There is more to crabs than those fried with black pepper or in a thick chilli sauce.
A new exhibition at the Lee Kong Chian Natural History Museum at the National University of Singapore (NUS) aims to let visitors know that the crustaceans can also play a vital role in their habitats.
Christmas Island Red, as the exhibition is called, spotlights the role of crabs on the rocky island that was part of Singapore until 1957, when it was sold to Australia. The official transfer took place in 1958.
The exhibition was launched yesterday by the museum, and attended by the Australian High Commissioner Bruce Gosper.
Christmas Island, which is about an hour by plane from Jakarta, is famed for the red crab, a species found only on the island.
The crustacean likely got its name from the striking red colour of its shell. But what has attracted the world's attention is the annual migration, when they move en masse from the forests to the sea to spawn.
There are more than 40 million of these palm-sized creatures on Christmas Island, which has a population of about 2,000. The migration, which usually takes place in December, turns the streets and roads a bright red.
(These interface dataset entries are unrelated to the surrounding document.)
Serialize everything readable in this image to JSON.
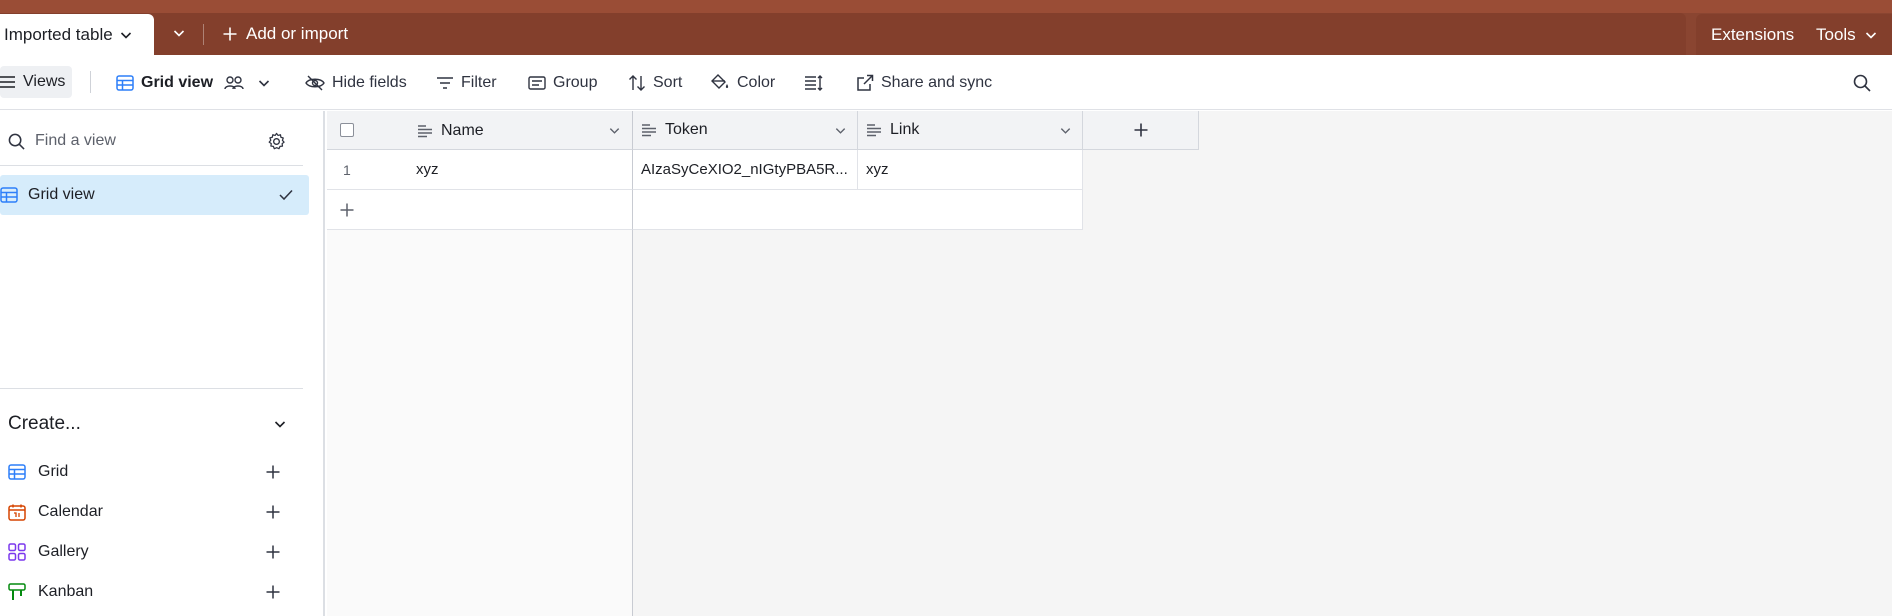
{
  "topbar": {
    "active_tab": "Imported table",
    "add_or_import": "Add or import",
    "extensions": "Extensions",
    "tools": "Tools"
  },
  "toolbar": {
    "views": "Views",
    "grid_view": "Grid view",
    "hide_fields": "Hide fields",
    "filter": "Filter",
    "group": "Group",
    "sort": "Sort",
    "color": "Color",
    "share_and_sync": "Share and sync"
  },
  "sidebar": {
    "find_placeholder": "Find a view",
    "views": [
      {
        "label": "Grid view",
        "icon": "grid-icon",
        "selected": true
      }
    ],
    "create_label": "Create...",
    "create_items": [
      {
        "label": "Grid",
        "icon": "grid-icon",
        "color": "#2d7ff9"
      },
      {
        "label": "Calendar",
        "icon": "calendar-icon",
        "color": "#d54401"
      },
      {
        "label": "Gallery",
        "icon": "gallery-icon",
        "color": "#7c39ed"
      },
      {
        "label": "Kanban",
        "icon": "kanban-icon",
        "color": "#048a0e"
      }
    ]
  },
  "grid": {
    "columns": [
      "Name",
      "Token",
      "Link"
    ],
    "rows": [
      {
        "number": "1",
        "name": "xyz",
        "token": "AIzaSyCeXIO2_nIGtyPBA5R...",
        "link": "xyz"
      }
    ]
  },
  "colors": {
    "topbar": "#8a4531",
    "accent": "#2d7ff9",
    "selected_view_bg": "#d6ecfb"
  }
}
The phenomenon, captured by Google, which is working with Parks Australia, can be viewed on Google Maps Street View from early next year.
WHERE CRAB IS KING
There are no large mammals or predators on the island, so whichever gets there first dominates it. On Christmas Island, the red crab is king. It is not the fastest or strongest creature, but it is dominant. They feed on the vegetation in the forests, and act like gardeners of the forests, keeping them well manicured and with little undergrowth.
PROFESSOR PETER NG, head of the Lee Kong Chian Natural History Museum, which has a new exhibition called Christmas Island Red.
But museum visitors can watch it first at the exhibition, which will run for six months. They can also see different crab specimens and other types of fauna, including the red-pouched frigate birds. They will learn how a species of ants, the so-called yellow crazy ants, and feral cats that were brought to the island threatened its biodiversity, including the red crabs.
On Christmas Island, crabs are king, with the local people and authorities working hand in hand to protect them, such as building bridges and tunnels to facilitate their migration, and enacting laws to protect them.
But even in the forests, the crabs are the key drivers of the ecosystem, said Professor Peter Ng, head of the Lee Kong Chian Natural History Museum.
"There are no large mammals or predators on the island, so whichever gets there first dominates it. On Christmas Island, the red crab is king. It is not the fastest or strongest creature, but it is dominant. They feed on the vegetation in the forests, and act like gardeners of the forests, keeping them well manicured and with little undergrowth."
Number of red crabs on Christmas Island.
Number of people on Christmas Island.
He added: "I hope visitors will realise that there is a wonderful place so close to Singapore. And Singaporeans may be obsessed with eating crabs, but I hope that through this exhibition, they will learn something more about them as well."
Watch to learn more about the crabs of Christmas Island. http://str.sg/o4LN